### TASK DESCRIPTION
Please reproduce the entries that follow without a single difference.

### GIVEN DATA

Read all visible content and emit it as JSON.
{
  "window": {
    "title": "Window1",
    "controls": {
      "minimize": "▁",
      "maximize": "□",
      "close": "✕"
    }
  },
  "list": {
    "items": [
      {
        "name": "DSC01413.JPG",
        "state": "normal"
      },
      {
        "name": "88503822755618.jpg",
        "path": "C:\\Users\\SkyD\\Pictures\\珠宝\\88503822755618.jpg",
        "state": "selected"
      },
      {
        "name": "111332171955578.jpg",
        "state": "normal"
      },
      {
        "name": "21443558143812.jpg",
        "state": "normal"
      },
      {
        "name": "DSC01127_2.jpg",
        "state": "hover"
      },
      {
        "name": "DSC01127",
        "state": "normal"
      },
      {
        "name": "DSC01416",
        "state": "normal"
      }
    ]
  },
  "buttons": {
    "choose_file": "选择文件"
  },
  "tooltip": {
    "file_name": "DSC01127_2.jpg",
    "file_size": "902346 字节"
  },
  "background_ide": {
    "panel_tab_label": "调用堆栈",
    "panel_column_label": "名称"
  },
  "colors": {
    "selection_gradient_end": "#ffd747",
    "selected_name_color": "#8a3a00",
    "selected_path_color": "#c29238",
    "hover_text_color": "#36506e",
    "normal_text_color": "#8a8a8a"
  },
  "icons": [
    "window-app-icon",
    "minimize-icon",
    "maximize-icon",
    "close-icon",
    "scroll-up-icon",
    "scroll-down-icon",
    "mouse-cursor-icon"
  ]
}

### RESPONSE
Read all visible content and emit it as JSON.
{
  "window": {
    "title": "Window1",
    "controls": {
      "minimize": "▁",
      "maximize": "□",
      "close": "✕"
    }
  },
  "list": {
    "items": [
      {
        "name": "DSC01413.JPG",
        "state": "normal"
      },
      {
        "name": "88503822755618.jpg",
        "path": "C:\\Users\\SkyD\\Pictures\\珠宝\\88503822755618.jpg",
        "state": "selected"
      },
      {
        "name": "111332171955578.jpg",
        "state": "normal"
      },
      {
        "name": "21443558143812.jpg",
        "state": "normal"
      },
      {
        "name": "DSC01127_2.jpg",
        "state": "hover"
      },
      {
        "name": "DSC01127",
        "state": "normal"
      },
      {
        "name": "DSC01416",
        "state": "normal"
      }
    ]
  },
  "buttons": {
    "choose_file": "选择文件"
  },
  "tooltip": {
    "file_name": "DSC01127_2.jpg",
    "file_size": "902346 字节"
  },
  "background_ide": {
    "panel_tab_label": "调用堆栈",
    "panel_column_label": "名称"
  },
  "colors": {
    "selection_gradient_end": "#ffd747",
    "selected_name_color": "#8a3a00",
    "selected_path_color": "#c29238",
    "hover_text_color": "#36506e",
    "normal_text_color": "#8a8a8a"
  },
  "icons": [
    "window-app-icon",
    "minimize-icon",
    "maximize-icon",
    "close-icon",
    "scroll-up-icon",
    "scroll-down-icon",
    "mouse-cursor-icon"
  ]
}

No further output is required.